A stroke is a serious life-threatening medical condition, regarded as a medical emergency.
It occurs when the blood supply to part of the brain is cut off, which injures the brain and can leave victims with long-term problems.
The brain needs the oxygen and nutrients provided by blood to function properly.
If the supply of blood is restricted or stopped, brain cells begin to die.
This can lead to brain injury, disability and possibly death.
There are two main causes of strokes, known as ischaemic and haemorrhagic strokes.
Ischaemic is when a blood clot blocks the flow of blood and oxygen to the brain, and accounts for 85 per cent of all stroke cases.
Blood clots typically form in areas where the arteries have been narrowed or blocked over time by fatty deposits known as plaques. This is known as atherosclerosis.
As we get older, the arteries can naturally narrow but certain things can dangerously accelerate the process.
Haemorrhagic is when a weakened blood vessel within the skull bursts and bleeds into and around the brain.
The main cause is high blood pressure, which can weaken the arteries in the brain and make them prone to split or rupture.
The risk of having a stroke is also increased by other factors such as age, family history and ethnicity.

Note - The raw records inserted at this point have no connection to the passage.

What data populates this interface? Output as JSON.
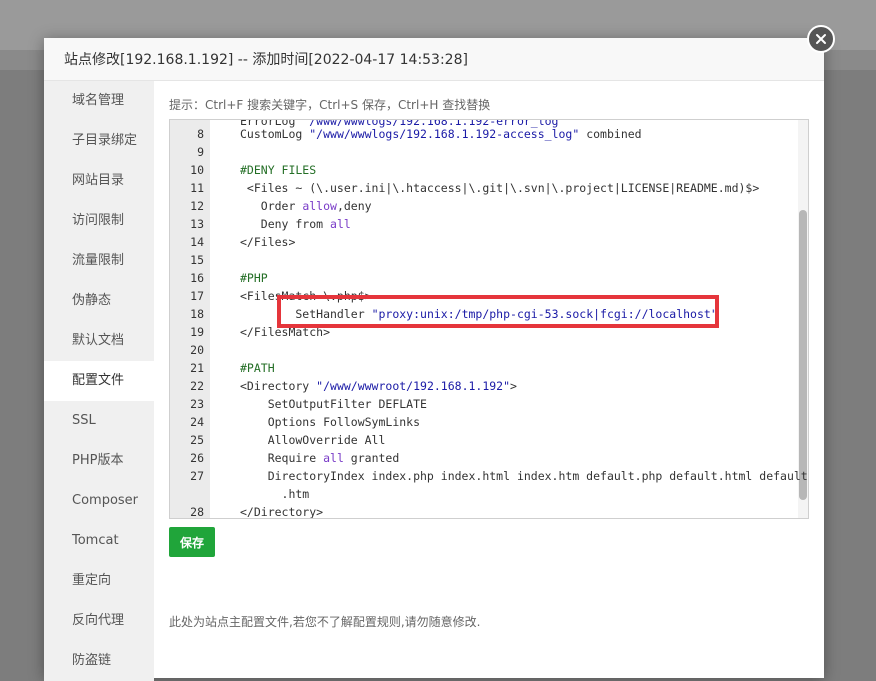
{
  "modal": {
    "title": "站点修改[192.168.1.192] -- 添加时间[2022-04-17 14:53:28]"
  },
  "sidebar": {
    "items": [
      {
        "label": "域名管理"
      },
      {
        "label": "子目录绑定"
      },
      {
        "label": "网站目录"
      },
      {
        "label": "访问限制"
      },
      {
        "label": "流量限制"
      },
      {
        "label": "伪静态"
      },
      {
        "label": "默认文档"
      },
      {
        "label": "配置文件",
        "active": true
      },
      {
        "label": "SSL"
      },
      {
        "label": "PHP版本"
      },
      {
        "label": "Composer"
      },
      {
        "label": "Tomcat"
      },
      {
        "label": "重定向"
      },
      {
        "label": "反向代理"
      },
      {
        "label": "防盗链"
      }
    ]
  },
  "editor": {
    "hint": "提示：Ctrl+F 搜索关键字，Ctrl+S 保存，Ctrl+H 查找替换",
    "partial_top_line": "ErrorLog \"/www/wwwlogs/192.168.1.192-error_log\"",
    "lines": [
      {
        "n": "8",
        "text": "CustomLog \"/www/wwwlogs/192.168.1.192-access_log\" combined"
      },
      {
        "n": "9",
        "text": ""
      },
      {
        "n": "10",
        "text": "#DENY FILES"
      },
      {
        "n": "11",
        "text": " <Files ~ (\\.user.ini|\\.htaccess|\\.git|\\.svn|\\.project|LICENSE|README.md)$>"
      },
      {
        "n": "12",
        "text": "   Order allow,deny"
      },
      {
        "n": "13",
        "text": "   Deny from all"
      },
      {
        "n": "14",
        "text": "</Files>"
      },
      {
        "n": "15",
        "text": ""
      },
      {
        "n": "16",
        "text": "#PHP"
      },
      {
        "n": "17",
        "text": "<FilesMatch \\.php$>"
      },
      {
        "n": "18",
        "text": "        SetHandler \"proxy:unix:/tmp/php-cgi-53.sock|fcgi://localhost\""
      },
      {
        "n": "19",
        "text": "</FilesMatch>"
      },
      {
        "n": "20",
        "text": ""
      },
      {
        "n": "21",
        "text": "#PATH"
      },
      {
        "n": "22",
        "text": "<Directory \"/www/wwwroot/192.168.1.192\">"
      },
      {
        "n": "23",
        "text": "    SetOutputFilter DEFLATE"
      },
      {
        "n": "24",
        "text": "    Options FollowSymLinks"
      },
      {
        "n": "25",
        "text": "    AllowOverride All"
      },
      {
        "n": "26",
        "text": "    Require all granted"
      },
      {
        "n": "27",
        "text": "    DirectoryIndex index.php index.html index.htm default.php default.html default"
      },
      {
        "n": "",
        "text": "      .htm"
      },
      {
        "n": "28",
        "text": "</Directory>"
      }
    ]
  },
  "actions": {
    "save_label": "保存"
  },
  "footer": {
    "note": "此处为站点主配置文件,若您不了解配置规则,请勿随意修改."
  },
  "colors": {
    "save": "#20a53a",
    "highlight": "#e5353b"
  }
}
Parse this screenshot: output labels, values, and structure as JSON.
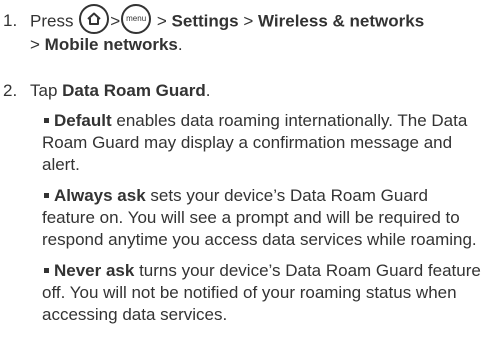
{
  "steps": [
    {
      "number": "1.",
      "text_press": "Press",
      "home_key": "home-icon",
      "menu_key_label": "menu",
      "sep": ">",
      "path_settings": "Settings",
      "path_wireless": "Wireless & networks",
      "path_mobile": "Mobile networks",
      "period": "."
    },
    {
      "number": "2.",
      "text_tap": "Tap",
      "target": "Data Roam Guard",
      "period": "."
    }
  ],
  "options": [
    {
      "term": "Default",
      "description": "enables data roaming internationally. The Data Roam Guard may display a confirmation message and alert."
    },
    {
      "term": "Always ask",
      "description": "sets your device’s Data Roam Guard feature on. You will see a prompt and will be required to respond anytime you access data services while roaming."
    },
    {
      "term": "Never ask",
      "description": "turns your device’s Data Roam Guard feature off. You will not be notified of your roaming status when accessing data services."
    }
  ],
  "colors": {
    "text": "#333333",
    "background": "#ffffff"
  }
}
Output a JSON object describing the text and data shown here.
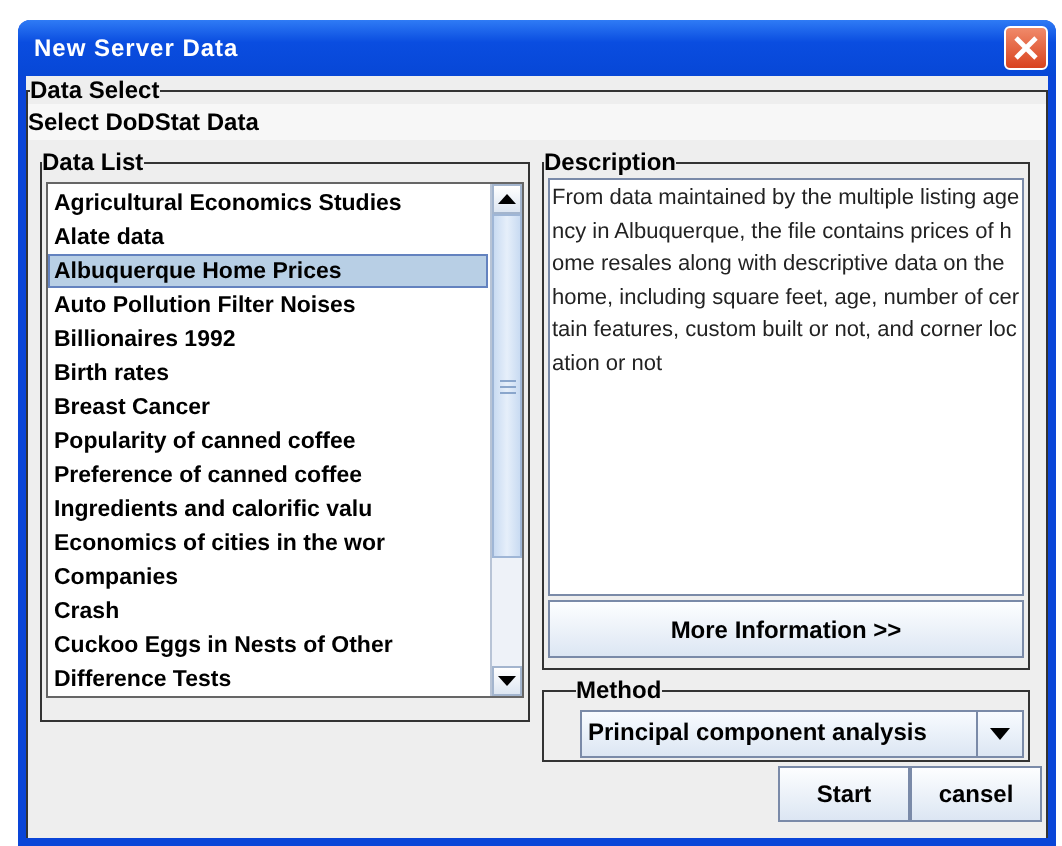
{
  "window": {
    "title": "New Server Data"
  },
  "data_select": {
    "legend": "Data Select",
    "label": "Select DoDStat Data"
  },
  "data_list": {
    "legend": "Data List",
    "items": [
      {
        "label": "Agricultural Economics Studies",
        "selected": false
      },
      {
        "label": "Alate data",
        "selected": false
      },
      {
        "label": "Albuquerque Home Prices",
        "selected": true
      },
      {
        "label": "Auto Pollution Filter Noises",
        "selected": false
      },
      {
        "label": "Billionaires 1992",
        "selected": false
      },
      {
        "label": "Birth rates",
        "selected": false
      },
      {
        "label": "Breast Cancer",
        "selected": false
      },
      {
        "label": "Popularity of canned coffee",
        "selected": false
      },
      {
        "label": "Preference of canned coffee",
        "selected": false
      },
      {
        "label": "Ingredients and calorific valu",
        "selected": false
      },
      {
        "label": "Economics of cities in the wor",
        "selected": false
      },
      {
        "label": "Companies",
        "selected": false
      },
      {
        "label": "Crash",
        "selected": false
      },
      {
        "label": "Cuckoo Eggs in Nests of Other",
        "selected": false
      },
      {
        "label": "Difference Tests",
        "selected": false
      }
    ]
  },
  "description": {
    "legend": "Description",
    "text": "From data maintained by the multiple listing agency in Albuquerque, the file contains prices of home resales along with descriptive data on the home, including square feet, age, number of certain features, custom built or not, and corner location or not",
    "button": "More Information >>"
  },
  "method": {
    "legend": "Method",
    "value": "Principal component analysis"
  },
  "buttons": [
    "Start",
    "cansel"
  ]
}
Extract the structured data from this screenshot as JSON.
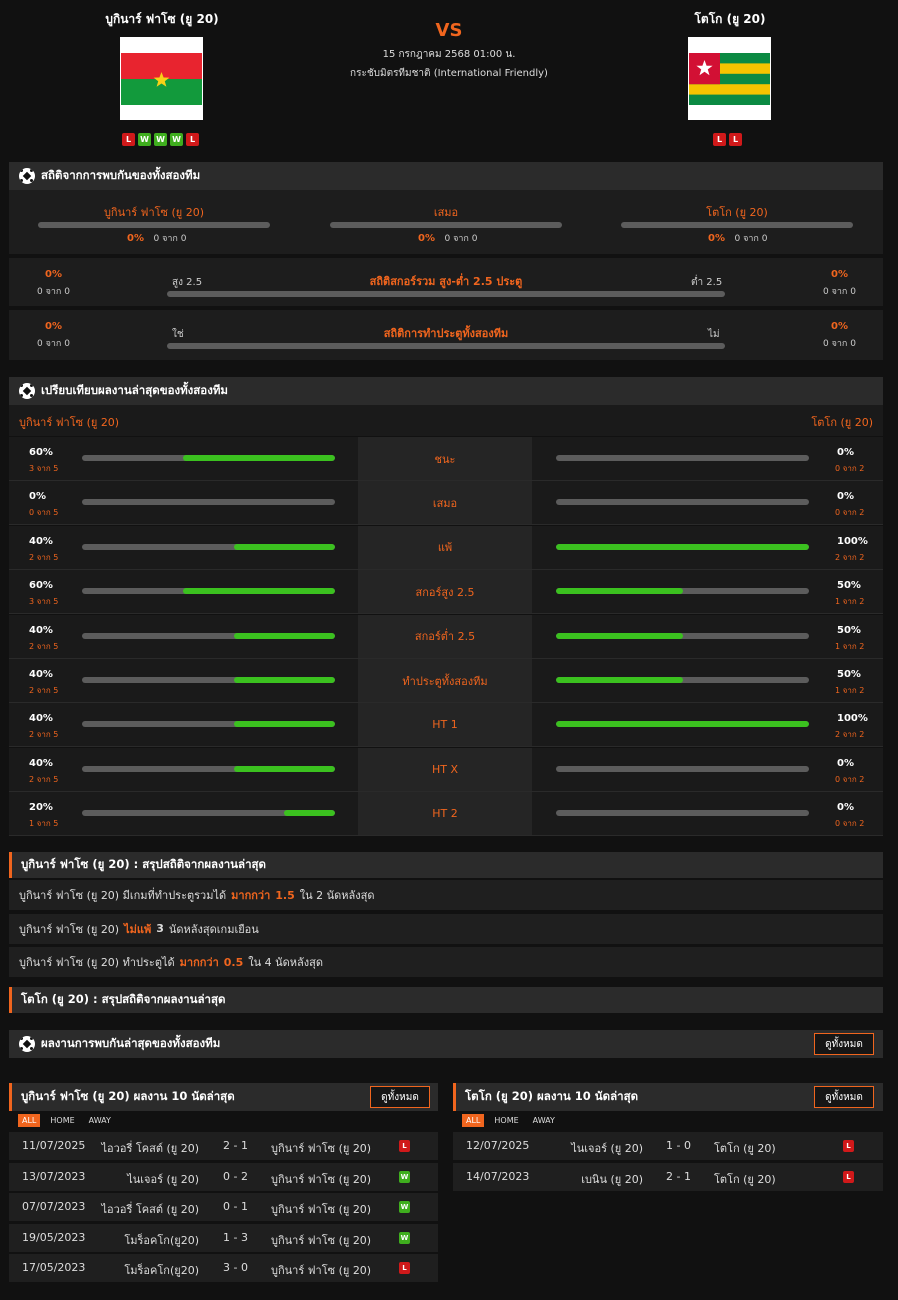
{
  "match": {
    "home_name": "บูกินาร์ ฟาโซ (ยู 20)",
    "away_name": "โตโก (ยู 20)",
    "vs": "VS",
    "date": "15 กรกฎาคม 2568 01:00 น.",
    "league": "กระชับมิตรทีมชาติ (International Friendly)",
    "home_form": [
      "L",
      "W",
      "W",
      "W",
      "L"
    ],
    "away_form": [
      "L",
      "L"
    ]
  },
  "h2h": {
    "title": "สถิติจากการพบกันของทั้งสองทีม",
    "home_label": "บูกินาร์ ฟาโซ (ยู 20)",
    "draw_label": "เสมอ",
    "away_label": "โตโก (ยู 20)",
    "home_pct": "0%",
    "home_sub": "0 จาก 0",
    "draw_pct": "0%",
    "draw_sub": "0 จาก 0",
    "away_pct": "0%",
    "away_sub": "0 จาก 0",
    "ou_title": "สถิติสกอร์รวม สูง-ต่ำ 2.5 ประตู",
    "ou_left_label": "สูง 2.5",
    "ou_right_label": "ต่ำ 2.5",
    "ou_left_pct": "0%",
    "ou_left_sub": "0 จาก 0",
    "ou_right_pct": "0%",
    "ou_right_sub": "0 จาก 0",
    "btts_title": "สถิติการทำประตูทั้งสองทีม",
    "btts_left_label": "ใช่",
    "btts_right_label": "ไม่",
    "btts_left_pct": "0%",
    "btts_left_sub": "0 จาก 0",
    "btts_right_pct": "0%",
    "btts_right_sub": "0 จาก 0"
  },
  "compare": {
    "title": "เปรียบเทียบผลงานล่าสุดของทั้งสองทีม",
    "home_label": "บูกินาร์ ฟาโซ (ยู 20)",
    "away_label": "โตโก (ยู 20)",
    "rows": [
      {
        "label": "ชนะ",
        "lp": "60%",
        "ls": "3 จาก 5",
        "lf": 0.6,
        "rp": "0%",
        "rs": "0 จาก 2",
        "rf": 0
      },
      {
        "label": "เสมอ",
        "lp": "0%",
        "ls": "0 จาก 5",
        "lf": 0,
        "rp": "0%",
        "rs": "0 จาก 2",
        "rf": 0
      },
      {
        "label": "แพ้",
        "lp": "40%",
        "ls": "2 จาก 5",
        "lf": 0.4,
        "rp": "100%",
        "rs": "2 จาก 2",
        "rf": 1
      },
      {
        "label": "สกอร์สูง 2.5",
        "lp": "60%",
        "ls": "3 จาก 5",
        "lf": 0.6,
        "rp": "50%",
        "rs": "1 จาก 2",
        "rf": 0.5
      },
      {
        "label": "สกอร์ต่ำ 2.5",
        "lp": "40%",
        "ls": "2 จาก 5",
        "lf": 0.4,
        "rp": "50%",
        "rs": "1 จาก 2",
        "rf": 0.5
      },
      {
        "label": "ทำประตูทั้งสองทีม",
        "lp": "40%",
        "ls": "2 จาก 5",
        "lf": 0.4,
        "rp": "50%",
        "rs": "1 จาก 2",
        "rf": 0.5
      },
      {
        "label": "HT 1",
        "lp": "40%",
        "ls": "2 จาก 5",
        "lf": 0.4,
        "rp": "100%",
        "rs": "2 จาก 2",
        "rf": 1
      },
      {
        "label": "HT X",
        "lp": "40%",
        "ls": "2 จาก 5",
        "lf": 0.4,
        "rp": "0%",
        "rs": "0 จาก 2",
        "rf": 0
      },
      {
        "label": "HT 2",
        "lp": "20%",
        "ls": "1 จาก 5",
        "lf": 0.2,
        "rp": "0%",
        "rs": "0 จาก 2",
        "rf": 0
      }
    ]
  },
  "summary_home": {
    "title": "บูกินาร์ ฟาโซ (ยู 20) : สรุปสถิติจากผลงานล่าสุด",
    "lines": [
      {
        "a": "บูกินาร์ ฟาโซ (ยู 20) มีเกมที่ทำประตูรวมได้",
        "b": "มากกว่า",
        "c": "1.5",
        "d": "ใน 2 นัดหลังสุด"
      },
      {
        "a": "บูกินาร์ ฟาโซ (ยู 20)",
        "b": "ไม่แพ้",
        "c": "3",
        "d": "นัดหลังสุดเกมเยือน"
      },
      {
        "a": "บูกินาร์ ฟาโซ (ยู 20) ทำประตูได้",
        "b": "มากกว่า",
        "c": "0.5",
        "d": "ใน 4 นัดหลังสุด"
      }
    ]
  },
  "summary_away": {
    "title": "โตโก (ยู 20) : สรุปสถิติจากผลงานล่าสุด"
  },
  "recent": {
    "title": "ผลงานการพบกันล่าสุดของทั้งสองทีม",
    "view_all": "ดูทั้งหมด",
    "home_title": "บูกินาร์ ฟาโซ (ยู 20) ผลงาน 10 นัดล่าสุด",
    "away_title": "โตโก (ยู 20) ผลงาน 10 นัดล่าสุด",
    "tabs": [
      "ALL",
      "HOME",
      "AWAY"
    ],
    "home_rows": [
      {
        "date": "11/07/2025",
        "home": "ไอวอรี่ โคสต์ (ยู 20)",
        "score": "2 - 1",
        "away": "บูกินาร์ ฟาโซ (ยู 20)",
        "res": "L"
      },
      {
        "date": "13/07/2023",
        "home": "ไนเจอร์ (ยู 20)",
        "score": "0 - 2",
        "away": "บูกินาร์ ฟาโซ (ยู 20)",
        "res": "W"
      },
      {
        "date": "07/07/2023",
        "home": "ไอวอรี่ โคสต์ (ยู 20)",
        "score": "0 - 1",
        "away": "บูกินาร์ ฟาโซ (ยู 20)",
        "res": "W"
      },
      {
        "date": "19/05/2023",
        "home": "โมร็อคโก(ยู20)",
        "score": "1 - 3",
        "away": "บูกินาร์ ฟาโซ (ยู 20)",
        "res": "W"
      },
      {
        "date": "17/05/2023",
        "home": "โมร็อคโก(ยู20)",
        "score": "3 - 0",
        "away": "บูกินาร์ ฟาโซ (ยู 20)",
        "res": "L"
      }
    ],
    "away_rows": [
      {
        "date": "12/07/2025",
        "home": "ไนเจอร์ (ยู 20)",
        "score": "1 - 0",
        "away": "โตโก (ยู 20)",
        "res": "L"
      },
      {
        "date": "14/07/2023",
        "home": "เบนิน (ยู 20)",
        "score": "2 - 1",
        "away": "โตโก (ยู 20)",
        "res": "L"
      }
    ]
  },
  "colors": {
    "accent": "#f0651e",
    "win": "#3fae1e",
    "loss": "#d0191a",
    "bar_fill": "#3bc11f",
    "bar_bg": "#5c5c5c"
  },
  "icons": {
    "section": "soccer-ball-icon"
  }
}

According to the NHS, strokes are more likely to happen in people over the age of 65, although about a quarter of strokes happen in younger people.
If a close relative has had a stroke, your risk is also likely to be higher.
South Asian, African or Caribbean people are also more at risk, as rates of diabetes and high blood pressure are higher in those groups.
“It’s not possible to completely prevent strokes because some things that increase your risk of the condition can’t be changed,” said the NHS.
“However, it’s possible to significantly reduce your risk of having a stroke by making lifestyle changes to avoid problems such as atherosclerosis and high blood pressure.”
People who survive a stroke are often left with long-term problems caused by injury to their brain.
Some people need a long period of rehabilitation before they can recover, while many never fully recover and need support adjusting to living with the effects of their stroke.
Signs and symptoms of a stroke
The signs of a stroke vary from person to person, but they usually begin suddenly and without warning.
Symptoms include a face that’s dropped on one side, and difficulty raising arms.
Speech may become slurred or garbled, or the patient may not be able to talk at all.
Other stroke symptoms include struggling to smile, or having weak or numb limbs.